It’s been a good couple of years or so since I summed up themes for writers, and since I’m still a writer, I think it’s time to do it again. If you’re a writer, a publisher, or just someone with an idea for an online magazine, these themes could help make your site look a little more like ink on page.
All posts tagged themes
As a writer, I have this obsession with text and letters and sentences and words.
This happens possible because I do this whole writing thing day in – at work, where I write technology journalism at GadgetGuy.com.au – and day out – when I go home and write books and other pieces of nonsense that spill out of my head and onto the page.
This obsession with writing makes me want to have a webpage that speaks more in words than playful designs, so much that the big words become the playful designs.
A few years ago, I attempted this style with what is my current WordPress theme, a modification and severe customisation that I later called “Spontaneous Box.” This theme relies heavily on Ozh’s Random Words, a plugin that pulls various lines out of a file and shows them on specific parts of the page.
To date, there are well over 50 in the system, and I want this to still be a feature in my new site, in a redesign of my page.
In fact, an upcoming redesign is exactly why I’ve written this, to show some of the themes out there that point speak in text and showcase big shiny words that yell loud and clear to the reader.
So here we are, reader, with a list that might be helpful to you. If you’re a writer that wants a WordPress theme that says “hell yes, I’m a writer,” this list is for you.
One of the things I’ve been trying to do for a while is blend a Tumblr-style blog and a regular WordPress blog.
If you haven’t seen it yet, Tumblr is a short-form blog service designed for you to post single bursts of information in one hit easily.
Imagine if you saw a poster and you just suddenly wanted to put that online for everyone to see. You’re out and about with your phone and web savvy person that you are decides you’d like to take a picture of it and post it online for the world to see. You can always put it to Twitter and use a service like TwitPic or YFrog, or you can put it to your own site.
Tumblr is that sort of setup.
WordPress can do that too, but most of the templates you see are designed to show words better than images. There are some truly excellent Photoblog templates out there, including the stuff GraphPaperPress do and the wonderful (and free) Duotone theme, but these are generally designed for photos or galleries.
I wanted something that would let me post a combination of words and images, a showcase of what was going through my mind, so to speak.
For months, I’ve experimented with an MU installation that housed three blogs: one for words, one for Tumblr-style blogs, and one that collected the best of both and published it in a collected place. That “collected place” would have been my main domain.
However, the main problem I had come across was that you’d have to login individually. Despite WordPress MU (and WP3 with the integrated MU core) having a unified login setup, it was still a pain in the ass.

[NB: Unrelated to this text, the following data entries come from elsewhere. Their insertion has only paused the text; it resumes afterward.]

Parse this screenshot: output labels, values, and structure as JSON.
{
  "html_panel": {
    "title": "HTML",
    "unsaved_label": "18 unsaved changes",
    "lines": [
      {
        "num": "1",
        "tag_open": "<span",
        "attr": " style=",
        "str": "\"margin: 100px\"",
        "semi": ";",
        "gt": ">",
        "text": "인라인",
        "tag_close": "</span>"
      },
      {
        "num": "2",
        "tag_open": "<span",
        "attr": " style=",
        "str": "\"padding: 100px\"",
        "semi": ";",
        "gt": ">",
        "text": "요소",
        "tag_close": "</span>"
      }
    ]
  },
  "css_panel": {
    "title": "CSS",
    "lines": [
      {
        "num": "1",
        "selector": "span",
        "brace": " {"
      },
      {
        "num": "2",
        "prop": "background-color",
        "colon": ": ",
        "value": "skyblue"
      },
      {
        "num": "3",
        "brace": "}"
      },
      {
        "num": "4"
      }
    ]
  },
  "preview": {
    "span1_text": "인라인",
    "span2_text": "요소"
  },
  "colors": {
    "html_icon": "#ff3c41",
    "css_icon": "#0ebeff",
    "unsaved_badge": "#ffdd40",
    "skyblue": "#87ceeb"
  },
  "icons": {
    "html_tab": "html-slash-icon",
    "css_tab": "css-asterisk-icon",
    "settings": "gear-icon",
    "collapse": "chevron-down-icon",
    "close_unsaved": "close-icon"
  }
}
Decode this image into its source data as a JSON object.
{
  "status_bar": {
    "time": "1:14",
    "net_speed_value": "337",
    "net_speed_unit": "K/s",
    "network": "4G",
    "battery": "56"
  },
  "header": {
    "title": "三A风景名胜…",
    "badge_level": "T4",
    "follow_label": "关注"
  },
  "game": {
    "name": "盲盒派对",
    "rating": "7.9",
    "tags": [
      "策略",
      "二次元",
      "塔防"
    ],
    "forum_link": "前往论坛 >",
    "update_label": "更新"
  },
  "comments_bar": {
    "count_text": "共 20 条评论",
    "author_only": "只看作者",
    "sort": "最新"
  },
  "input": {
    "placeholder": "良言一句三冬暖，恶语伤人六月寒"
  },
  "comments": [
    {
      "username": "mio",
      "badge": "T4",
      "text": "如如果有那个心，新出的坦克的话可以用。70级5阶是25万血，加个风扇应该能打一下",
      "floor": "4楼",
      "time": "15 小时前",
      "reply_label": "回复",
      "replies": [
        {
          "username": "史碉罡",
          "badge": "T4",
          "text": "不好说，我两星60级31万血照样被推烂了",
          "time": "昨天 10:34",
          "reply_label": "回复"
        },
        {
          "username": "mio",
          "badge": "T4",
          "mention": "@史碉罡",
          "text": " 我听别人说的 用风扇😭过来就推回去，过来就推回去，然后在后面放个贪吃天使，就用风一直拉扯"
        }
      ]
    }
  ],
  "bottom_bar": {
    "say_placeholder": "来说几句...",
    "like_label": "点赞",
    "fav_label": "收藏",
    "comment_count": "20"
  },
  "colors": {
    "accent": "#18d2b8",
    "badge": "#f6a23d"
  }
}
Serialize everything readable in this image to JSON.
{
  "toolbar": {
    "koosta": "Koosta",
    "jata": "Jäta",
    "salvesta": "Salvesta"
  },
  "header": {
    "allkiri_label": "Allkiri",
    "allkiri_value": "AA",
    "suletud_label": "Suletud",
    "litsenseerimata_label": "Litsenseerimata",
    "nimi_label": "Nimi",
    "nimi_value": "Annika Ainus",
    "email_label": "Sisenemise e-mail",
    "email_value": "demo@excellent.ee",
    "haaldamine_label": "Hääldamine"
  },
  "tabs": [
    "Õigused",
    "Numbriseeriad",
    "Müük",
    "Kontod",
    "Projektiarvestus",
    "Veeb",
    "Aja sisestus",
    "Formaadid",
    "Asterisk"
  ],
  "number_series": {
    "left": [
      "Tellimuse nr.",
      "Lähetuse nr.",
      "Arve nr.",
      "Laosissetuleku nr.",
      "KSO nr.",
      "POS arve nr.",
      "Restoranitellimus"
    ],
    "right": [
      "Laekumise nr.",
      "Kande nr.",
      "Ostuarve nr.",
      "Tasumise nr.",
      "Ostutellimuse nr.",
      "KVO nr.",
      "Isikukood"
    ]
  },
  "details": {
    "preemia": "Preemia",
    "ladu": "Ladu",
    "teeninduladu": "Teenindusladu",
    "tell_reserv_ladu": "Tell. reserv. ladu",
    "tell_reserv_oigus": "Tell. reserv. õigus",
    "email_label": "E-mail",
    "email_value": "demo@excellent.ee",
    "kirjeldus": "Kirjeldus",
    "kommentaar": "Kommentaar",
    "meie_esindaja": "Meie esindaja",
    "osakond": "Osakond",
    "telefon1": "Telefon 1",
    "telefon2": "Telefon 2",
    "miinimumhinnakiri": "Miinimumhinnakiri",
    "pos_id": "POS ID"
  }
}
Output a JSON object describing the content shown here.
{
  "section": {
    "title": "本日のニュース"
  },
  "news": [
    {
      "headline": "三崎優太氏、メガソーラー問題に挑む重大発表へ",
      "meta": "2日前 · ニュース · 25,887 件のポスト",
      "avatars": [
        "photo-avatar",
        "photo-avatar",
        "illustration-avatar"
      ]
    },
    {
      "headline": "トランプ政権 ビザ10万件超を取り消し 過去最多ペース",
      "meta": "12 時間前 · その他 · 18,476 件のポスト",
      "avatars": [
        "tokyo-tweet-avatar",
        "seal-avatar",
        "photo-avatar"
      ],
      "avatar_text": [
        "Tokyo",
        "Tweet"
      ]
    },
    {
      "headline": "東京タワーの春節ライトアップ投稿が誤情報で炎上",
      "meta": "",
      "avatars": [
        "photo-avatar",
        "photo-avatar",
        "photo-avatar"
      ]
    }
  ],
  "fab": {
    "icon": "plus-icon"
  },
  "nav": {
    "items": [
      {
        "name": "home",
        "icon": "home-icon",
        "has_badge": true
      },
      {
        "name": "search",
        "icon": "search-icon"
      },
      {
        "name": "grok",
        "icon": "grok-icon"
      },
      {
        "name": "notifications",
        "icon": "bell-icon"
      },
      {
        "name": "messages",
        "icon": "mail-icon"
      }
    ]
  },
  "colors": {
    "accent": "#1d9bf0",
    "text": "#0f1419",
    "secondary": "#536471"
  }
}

Justin Marcus’s “New York, New York” is an excellent theme, and it suited my needs quite well. I found it the other day and knew instantly how I wanted to modify it. He’s got some great code there, but I have a few things I’ve done differently…. as you’ll see in the coming post.